Big Dreadful Accident of the Week was an enormous chandelier thing plunging on to the congregation in a church. Among the wounded were the vicar, Father Jackson, a choirboy called Marty who had apparently only recently arrived from the 1930s, and Holly, with whom Father J was in love in a tortured and tempted way. Oh, and Santa, who’d previously been to Holby to have a bell removed from his hand.
Charlie and Ash were soon on the scene with the paramedics. “We’ve got one for St James’s here,” proclaimed Charlie, which probably meant he’d triaged the patient for dramatic potential and found no detectable storyline. Continue reading
(Series 29, ep.13) Casualty was getting in the seasonal mood in an episode packed full of Christmas songs, tinsel, fairy lights, a live turkey, grown men dressed as reindeer and close-ups of a disgusting abscess being drained. Festive!
The main story revolved around Ash and his post-Jeff reinvention of himself as a medically trained Bruce Willis. “No one dies on my watch,” is his new motto, and it was technically true – but outcomes would have been much better without his intervention. He sent a panicking, asthmatic father off to find out what pills his son had taken, even though Dylan was coping quite well without this information. The result was that the father accidentally ran someone over and was arrested for being over the limit, having been happily cooking a festive meal and having a glass of wine just before his son took the pills. Ash did manage to save the run-over man by refusing to give up on the chest compressions even when the situation looked dire, so he thought it was a job well done – but the patient wouldn’t have been there in the first place if Ash had only done what Dylan told him. Continue reading

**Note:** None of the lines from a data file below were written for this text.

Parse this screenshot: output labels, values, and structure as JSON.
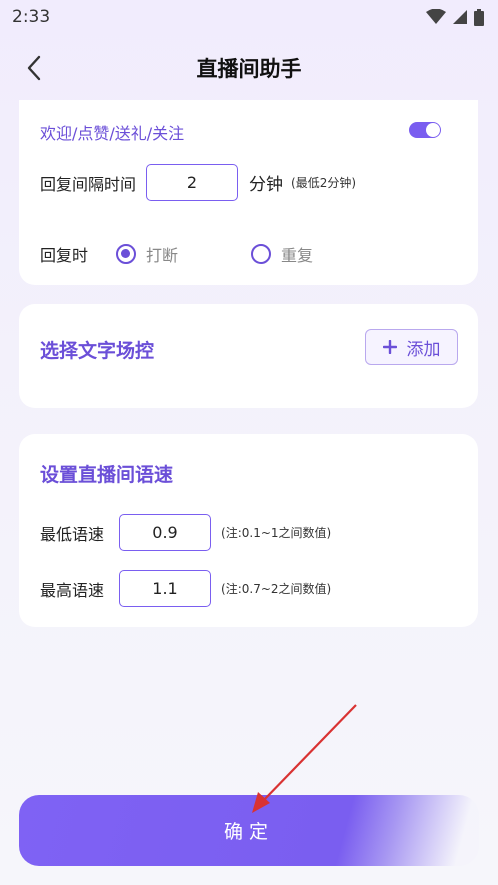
{
  "status": {
    "time": "2:33"
  },
  "header": {
    "title": "直播间助手"
  },
  "reply_card": {
    "event_label": "欢迎/点赞/送礼/关注",
    "interval_label": "回复间隔时间",
    "interval_value": "2",
    "interval_unit": "分钟",
    "interval_hint": "(最低2分钟)",
    "mode_label": "回复时",
    "option_interrupt": "打断",
    "option_repeat": "重复",
    "selected_option": "打断"
  },
  "script_card": {
    "title": "选择文字场控",
    "add_label": "添加"
  },
  "speed_card": {
    "title": "设置直播间语速",
    "min_label": "最低语速",
    "min_value": "0.9",
    "min_hint": "(注:0.1~1之间数值)",
    "max_label": "最高语速",
    "max_value": "1.1",
    "max_hint": "(注:0.7~2之间数值)"
  },
  "footer": {
    "confirm_label": "确定"
  },
  "colors": {
    "accent": "#7a5ef0",
    "title_purple": "#6b4fd8",
    "annotation_arrow": "#d93232"
  }
}
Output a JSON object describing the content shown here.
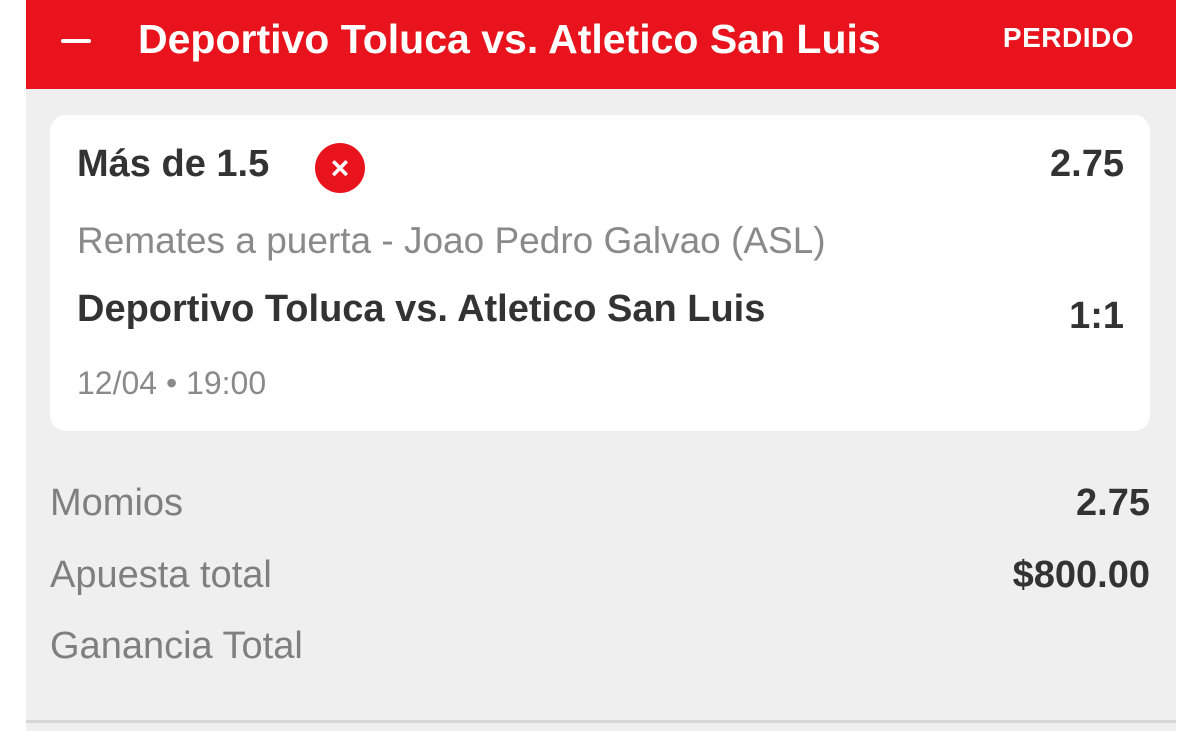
{
  "header": {
    "collapse_icon": "minus-icon",
    "title": "Deportivo Toluca vs. Atletico San Luis",
    "status": "PERDIDO",
    "color": "#e8131c"
  },
  "bet": {
    "selection": "Más de 1.5",
    "result_icon": "close-circle-icon",
    "odds": "2.75",
    "market": "Remates a puerta - Joao Pedro Galvao (ASL)",
    "event": "Deportivo Toluca vs. Atletico San Luis",
    "score": "1:1",
    "datetime": "12/04 • 19:00"
  },
  "summary": {
    "momios_label": "Momios",
    "momios_value": "2.75",
    "stake_label": "Apuesta total",
    "stake_value": "$800.00",
    "winnings_label": "Ganancia Total",
    "winnings_value": ""
  }
}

(Series 29, ep.12) The repercussions of the crash in which Jeff lost his life (#RIPJeff) are still being felt all over Holby A&E, but this week everybody ended up taking a few steps forward on the road to recovery.
After scattering Jeff’s ashes last week, Dixie even felt restored enough to play a little joke on Iain (it still sounds odd to me when Dixie arrives at a trauma scene and says, “My name’s Dixie and this is Iain,” rather than “this is Jeff”). She pretended she’d kept a few ashes back and placed them in a toy ambulance on the dashboard of the real ambulance. Iain kept giving this funny looks throughout the episode, till he summoned up the courage to have a peep inside – to find a note saying GOTCHA! Oh, how I laughed, while wiping away a tear for the late lamented Jeffrey. Continue reading